HEAR (Health Evidence Awareness report) is a newsletter designed to signpost information about specific health topics. HEAR is the result of a collaboration between librarians in a number of hospitals and health care settings across Ireland. This newsletter has useful information for both clinicians and patients. It contains information for patients, families and carers with links to support groups & organisations, books, multimedia and patient education. It also contains links to latest systematic reviews and Irish research in this topic.
Cystic fibrosis affects the internal organs, especially the lungs and digestive system. It causes them to become clogged with thick, sticky mucus. It is caused by a faulty gene that controls the movement of salt and water in and out of cells in the body. When cystic fibrosis occurs, too much salt and not enough water pass into the cells and turn the body’s secretions, which normally act as a lubricant, into a thick mucus. This mucus clogs up many of the body’s tubes, ducts and passageways so they cannot work properly.
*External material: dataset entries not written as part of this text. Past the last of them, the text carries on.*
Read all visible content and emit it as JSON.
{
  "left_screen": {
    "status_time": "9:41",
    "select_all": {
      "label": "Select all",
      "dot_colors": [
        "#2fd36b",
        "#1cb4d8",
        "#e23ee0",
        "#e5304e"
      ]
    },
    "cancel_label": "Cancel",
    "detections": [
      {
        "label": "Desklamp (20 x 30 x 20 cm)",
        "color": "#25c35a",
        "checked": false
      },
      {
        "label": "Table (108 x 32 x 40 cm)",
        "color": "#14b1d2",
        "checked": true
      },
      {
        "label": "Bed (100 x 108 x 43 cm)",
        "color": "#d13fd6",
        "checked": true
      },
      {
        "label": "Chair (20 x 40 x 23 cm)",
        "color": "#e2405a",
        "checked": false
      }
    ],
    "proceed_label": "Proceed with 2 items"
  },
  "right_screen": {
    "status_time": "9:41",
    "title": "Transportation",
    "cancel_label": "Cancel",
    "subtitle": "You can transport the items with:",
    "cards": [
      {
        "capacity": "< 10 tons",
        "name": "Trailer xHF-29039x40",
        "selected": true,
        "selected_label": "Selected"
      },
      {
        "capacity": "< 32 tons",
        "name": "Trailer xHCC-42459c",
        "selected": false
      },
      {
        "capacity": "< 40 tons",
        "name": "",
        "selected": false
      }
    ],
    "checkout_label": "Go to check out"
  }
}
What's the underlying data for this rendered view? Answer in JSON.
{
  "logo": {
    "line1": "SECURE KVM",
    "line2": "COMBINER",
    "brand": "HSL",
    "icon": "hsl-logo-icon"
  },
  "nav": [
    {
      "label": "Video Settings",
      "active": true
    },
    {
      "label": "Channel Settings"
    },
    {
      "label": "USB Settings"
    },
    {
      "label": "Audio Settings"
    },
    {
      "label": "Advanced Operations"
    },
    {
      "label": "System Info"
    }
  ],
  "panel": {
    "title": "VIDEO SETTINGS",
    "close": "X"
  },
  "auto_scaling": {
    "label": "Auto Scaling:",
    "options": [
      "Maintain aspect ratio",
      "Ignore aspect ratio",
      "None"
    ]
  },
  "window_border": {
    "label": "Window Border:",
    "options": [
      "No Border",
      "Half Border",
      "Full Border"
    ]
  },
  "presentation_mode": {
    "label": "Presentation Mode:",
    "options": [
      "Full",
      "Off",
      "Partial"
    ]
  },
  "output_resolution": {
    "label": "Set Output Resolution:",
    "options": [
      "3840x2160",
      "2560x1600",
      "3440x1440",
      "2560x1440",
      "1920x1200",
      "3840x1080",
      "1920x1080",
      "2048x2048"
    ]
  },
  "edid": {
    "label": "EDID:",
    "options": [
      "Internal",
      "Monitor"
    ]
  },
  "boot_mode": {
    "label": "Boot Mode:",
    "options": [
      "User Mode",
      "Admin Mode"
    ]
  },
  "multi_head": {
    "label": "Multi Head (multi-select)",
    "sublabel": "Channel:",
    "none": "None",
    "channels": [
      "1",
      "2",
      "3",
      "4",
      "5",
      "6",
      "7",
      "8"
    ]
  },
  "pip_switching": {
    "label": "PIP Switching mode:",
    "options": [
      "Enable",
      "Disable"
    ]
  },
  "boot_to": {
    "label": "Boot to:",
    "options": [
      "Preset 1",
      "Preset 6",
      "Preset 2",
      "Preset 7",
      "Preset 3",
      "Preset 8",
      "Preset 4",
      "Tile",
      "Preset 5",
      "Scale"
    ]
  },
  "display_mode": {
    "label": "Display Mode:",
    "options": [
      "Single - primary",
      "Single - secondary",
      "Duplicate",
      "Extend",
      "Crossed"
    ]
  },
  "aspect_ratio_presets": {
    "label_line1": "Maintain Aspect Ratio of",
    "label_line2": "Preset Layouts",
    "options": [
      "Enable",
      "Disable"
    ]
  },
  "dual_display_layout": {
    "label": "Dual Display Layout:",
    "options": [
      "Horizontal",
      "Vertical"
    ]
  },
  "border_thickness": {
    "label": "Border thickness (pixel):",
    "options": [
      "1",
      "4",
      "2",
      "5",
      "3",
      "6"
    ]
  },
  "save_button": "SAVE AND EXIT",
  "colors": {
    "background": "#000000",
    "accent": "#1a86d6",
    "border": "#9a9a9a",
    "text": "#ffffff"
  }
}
In the lungs, this leads to frequent and severe infections.
On Friday 14th December Joe Donnelly of the Judges Library will give a talk on Irish copyright legislation including topics such as how Irish copyright may impact/inform Irish Health Librarians in areas such as Interlibrary loans and database licences etc.
The seminar will take place in the Ashling Hotel, Parkgate Street, Dublin 8, from 2.00 pm – 4:30 pm (including registration and tea/ mince pies) this will include an opportunity for Q&A
The cost will be €10 for HSLG members and €25 + booking fee otherwise.
The following documents were supplied by Joe Donnelly at the seminar and may be re-used with permission of the author.
Welcome to the 3rd issue of HEAR for 2018. The purpose of the Health Evidence Awareness Report is to provide specialised information to health professionals, patients and the public about specific health topics. Each issue is a result of the collaboration of librarians from health organisations across Ireland. This issue looks at some aspects of traumatic brain injury and concussion.
Traumatic Brain Injury (TBI)
A TBI is caused by a bump, blow, or jolt to the head that disrupts the normal function of the brain. Not all blows or jolts to the head result in a TBI. The severity of a TBI may range from “mild” (i.e., a brief change in mental status or consciousness) to “severe” (i.e., an extended period of unconsciousness or memory loss after the injury). Most TBIs that occur each year are mild, commonly called concussions.
Concussion is defined by the HSE as “the sudden but short-lived loss of mental function that occurs after a blow or other injury to the head. The medical term for concussion is minor traumatic brain injury”. Symptoms include memory loss, confusion, brief loss of consciousness, vision disturbance HSE A-Z Health Topics Concussion